Scotland is small. If you tore it off from England and dumped it in outback Australia, it would take the Federal Police, Interpol and a hoarde of alsatians ten years to ever track it down again. But this tiny country is crammed with mind-blowing beauty and contrast. We only had a week with The Mothership so we wanted to force-feed her as much of it as possible.
It's ridiculous after just one year how protective you feel about a place. Mum would make an innocent comment like, "It's raining" or "Why are all the buildings so grey" or "HOW much for a cup of coffee?" and we would snap and splutter defensively, like she was a playground bully picking on our baby brother. Even though we'd whinged about the very same things when we arrived last year.
It also felt like Scotland was our new boyfriend and parental approval was pending. We desperately wanted her to be impressed. The first Saturday we stopped briefly in South Queensferry beneath the Forth Bridges. Rhi and I loathe how every tourist bus stops at the stupid bridges, but now we wanted Mum to love them.
"The orange one is the rail bridge. It's the greatest feat of Victorian engineering. Built in 1890. Look at it. LOOK AT IT!"
"Aren't you going to take another photo?"
This continued as we trundled around the gentle greenness of Perthshire. Look at the cows. Look at the castle. Are you looking? And again as we wound our way through the Highlands. Look at that Loch. Get a load of that Glen.
We were exhausted as we headed for the Isle of Skye and let the scenery speak for itself. The peaks of Glen Shiel loomed over and made me feel deliciously small and insignificant. Our rented car had felt quite big and fancy back on the streets of Edinburgh, but now it was just a silly little box of metal sitting on top of a silly little road that made barely made a scratch on the landscape.
Skye itself was shrouded with thunderclouds which made for a brilliant contrast against the aqua water. We passed the Cuillins, all black and menacing and streaked with snow.
"It's the Cuillins, Ma," I announced, with such ridiculous pride you'd think I'd given birth to them myself. "Don't you think they're beautiful? Huh huh?"

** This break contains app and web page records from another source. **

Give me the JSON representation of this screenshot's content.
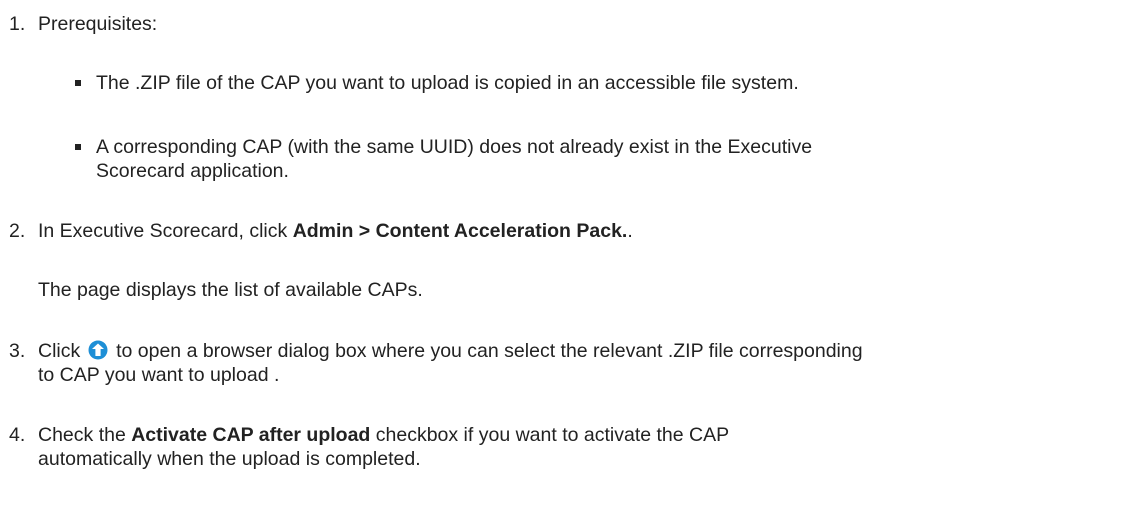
{
  "steps": [
    {
      "number": "1.",
      "text": "Prerequisites:",
      "bullets": [
        {
          "line1": "The .ZIP file of the CAP you want to upload is copied in an accessible file system."
        },
        {
          "line1": "A corresponding CAP (with the same UUID) does not already exist in the Executive",
          "line2": "Scorecard application."
        }
      ]
    },
    {
      "number": "2.",
      "prefix": "In Executive Scorecard, click ",
      "bold": "Admin > Content Acceleration Pack.",
      "suffix": ".",
      "note": "The page displays the list of available CAPs."
    },
    {
      "number": "3.",
      "prefix": "Click ",
      "icon": "upload-icon",
      "suffix": " to open a browser dialog box where you can select the relevant .ZIP file corresponding",
      "line2": "to CAP you want to upload ."
    },
    {
      "number": "4.",
      "prefix": "Check the ",
      "bold": "Activate CAP after upload",
      "suffix": " checkbox if you want to activate the CAP",
      "line2": "automatically when the upload is completed."
    }
  ],
  "colors": {
    "text": "#222222",
    "icon_blue": "#1e8fd6"
  }
}
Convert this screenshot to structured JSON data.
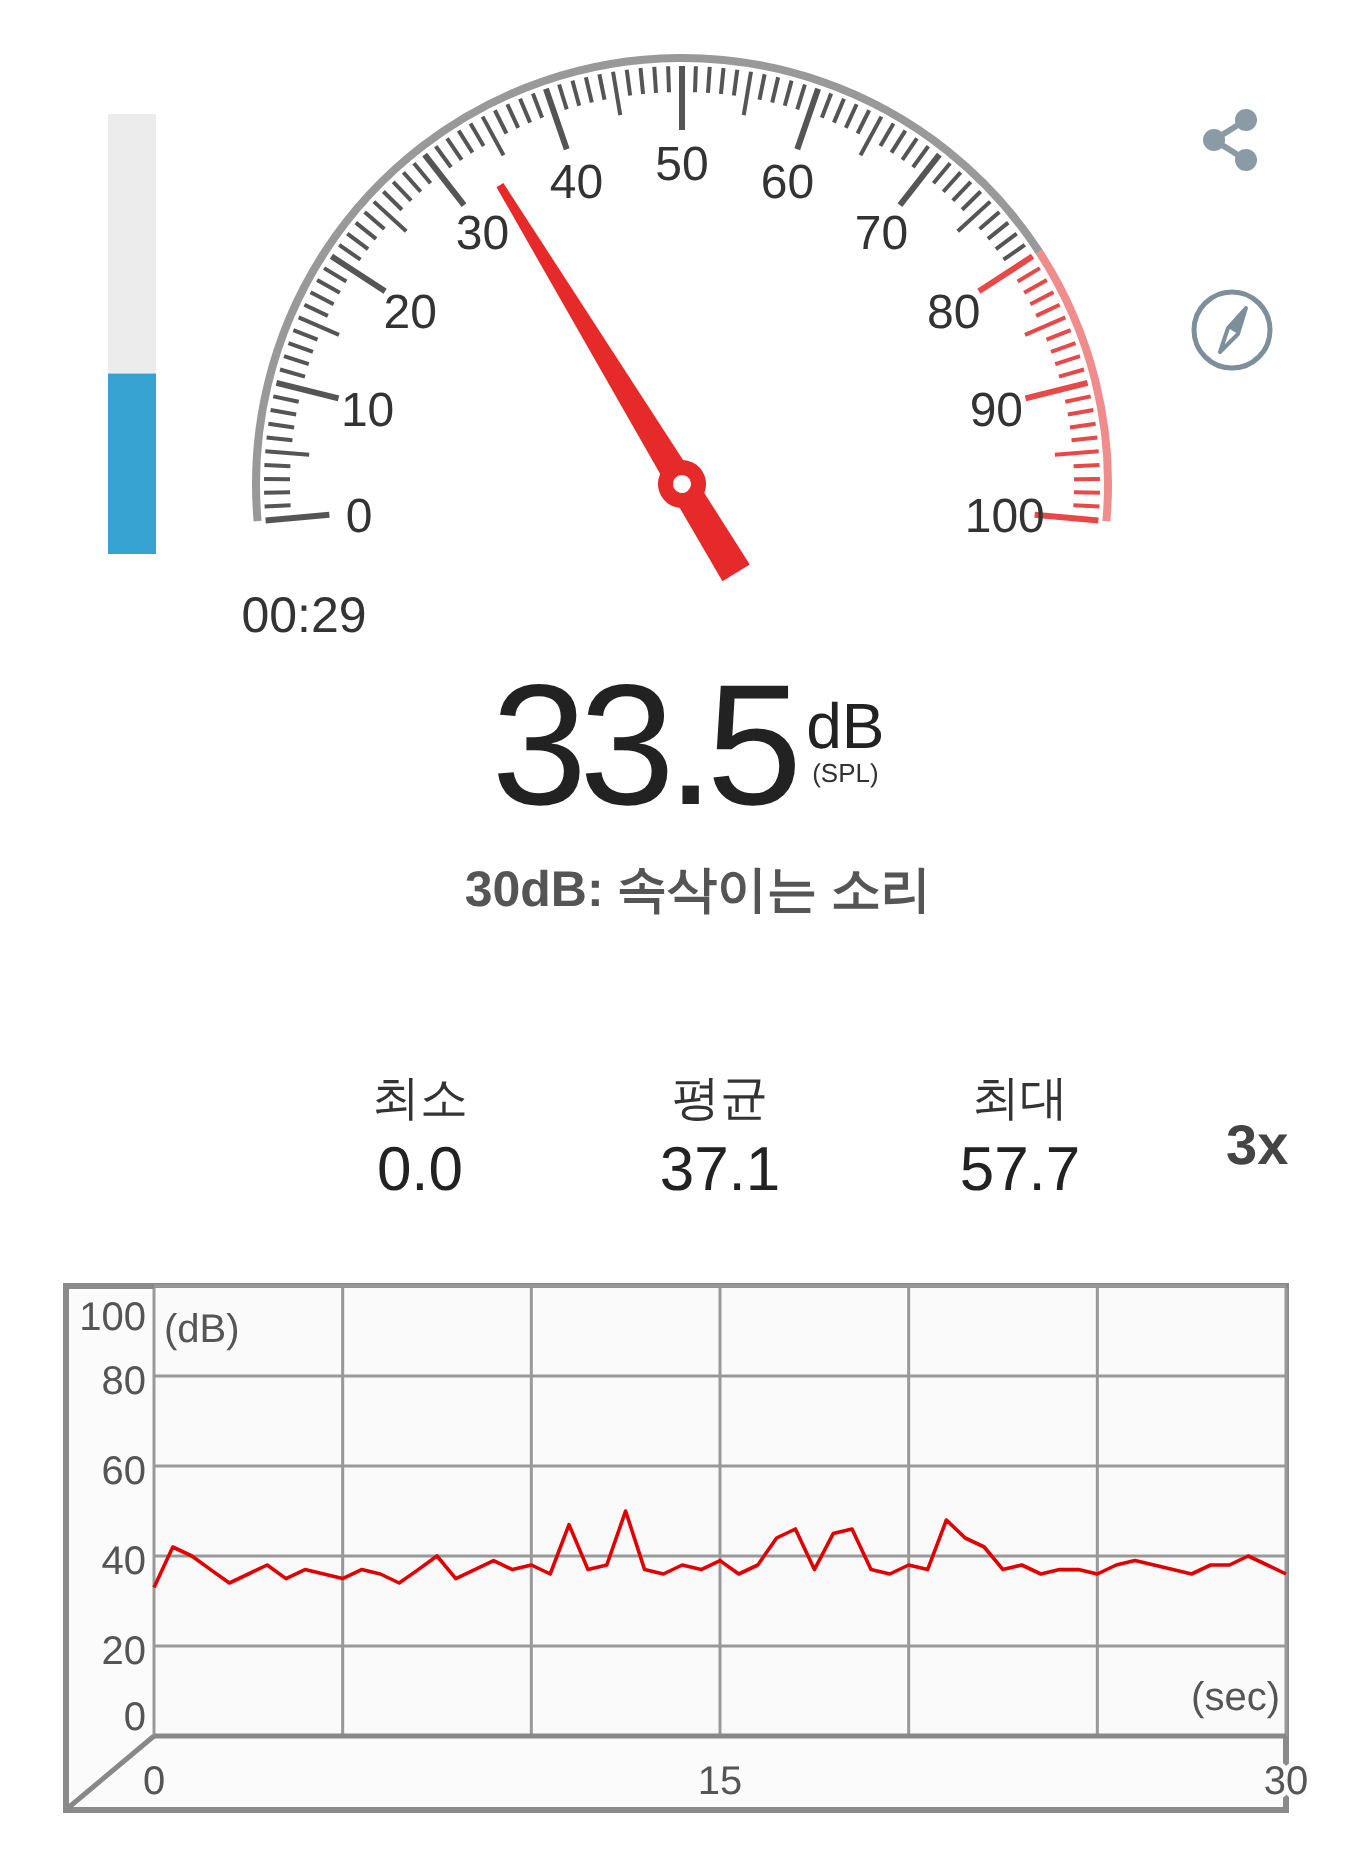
{
  "level_meter": {
    "level": 0.41
  },
  "gauge": {
    "scale_labels": [
      "0",
      "10",
      "20",
      "30",
      "40",
      "50",
      "60",
      "70",
      "80",
      "90",
      "100"
    ],
    "elapsed": "00:29"
  },
  "actions": [
    {
      "kind": "share"
    },
    {
      "kind": "compass"
    }
  ],
  "reading": {
    "value": "33.5",
    "unit": "dB",
    "unit_note": "(SPL)",
    "description": "30dB: 속삭이는 소리"
  },
  "stats": [
    {
      "label": "최소",
      "value": "0.0"
    },
    {
      "label": "평균",
      "value": "37.1"
    },
    {
      "label": "최대",
      "value": "57.7"
    }
  ],
  "speed": "3x",
  "chart": {
    "chart_data": {
      "type": "line",
      "grid": true,
      "xlabel": "(sec)",
      "ylabel": "(dB)",
      "xlim": [
        0,
        30
      ],
      "ylim": [
        0,
        100
      ],
      "xticks": [
        0,
        15,
        30
      ],
      "yticks": [
        0,
        20,
        40,
        60,
        80,
        100
      ],
      "x": [
        0,
        0.5,
        1,
        1.5,
        2,
        2.5,
        3,
        3.5,
        4,
        4.5,
        5,
        5.5,
        6,
        6.5,
        7,
        7.5,
        8,
        8.5,
        9,
        9.5,
        10,
        10.5,
        11,
        11.5,
        12,
        12.5,
        13,
        13.5,
        14,
        14.5,
        15,
        15.5,
        16,
        16.5,
        17,
        17.5,
        18,
        18.5,
        19,
        19.5,
        20,
        20.5,
        21,
        21.5,
        22,
        22.5,
        23,
        23.5,
        24,
        24.5,
        25,
        25.5,
        26,
        26.5,
        27,
        27.5,
        28,
        28.5,
        29,
        29.5,
        30
      ],
      "series": [
        {
          "color": "#e00000",
          "values": [
            33,
            42,
            40,
            37,
            34,
            36,
            38,
            35,
            37,
            36,
            35,
            37,
            36,
            34,
            37,
            40,
            35,
            37,
            39,
            37,
            38,
            36,
            47,
            37,
            38,
            50,
            37,
            36,
            38,
            37,
            39,
            36,
            38,
            44,
            46,
            37,
            45,
            46,
            37,
            36,
            38,
            37,
            48,
            44,
            42,
            37,
            38,
            36,
            37,
            37,
            36,
            38,
            39,
            38,
            37,
            36,
            38,
            38,
            40,
            38,
            36
          ]
        }
      ]
    }
  }
}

A few days later we wound up on the Isle of Mull, as scenic as Skye but more raw and rugged. The weather got progressively worse as we drove across to Fionnphort, the car wobbling over the single track road. But all I could do was gawk out the window and feel that incredible buzz that comes from seeing something so new, coupled with a slight panic that you won't get to see it all before you get deported.
The wind ripped the car doors open as we pulled up at the ferry port. My arm sprang out like a Hitler salute as I pointed across the water to the Isle of Iona.
(To be continued. I'm sleepy.)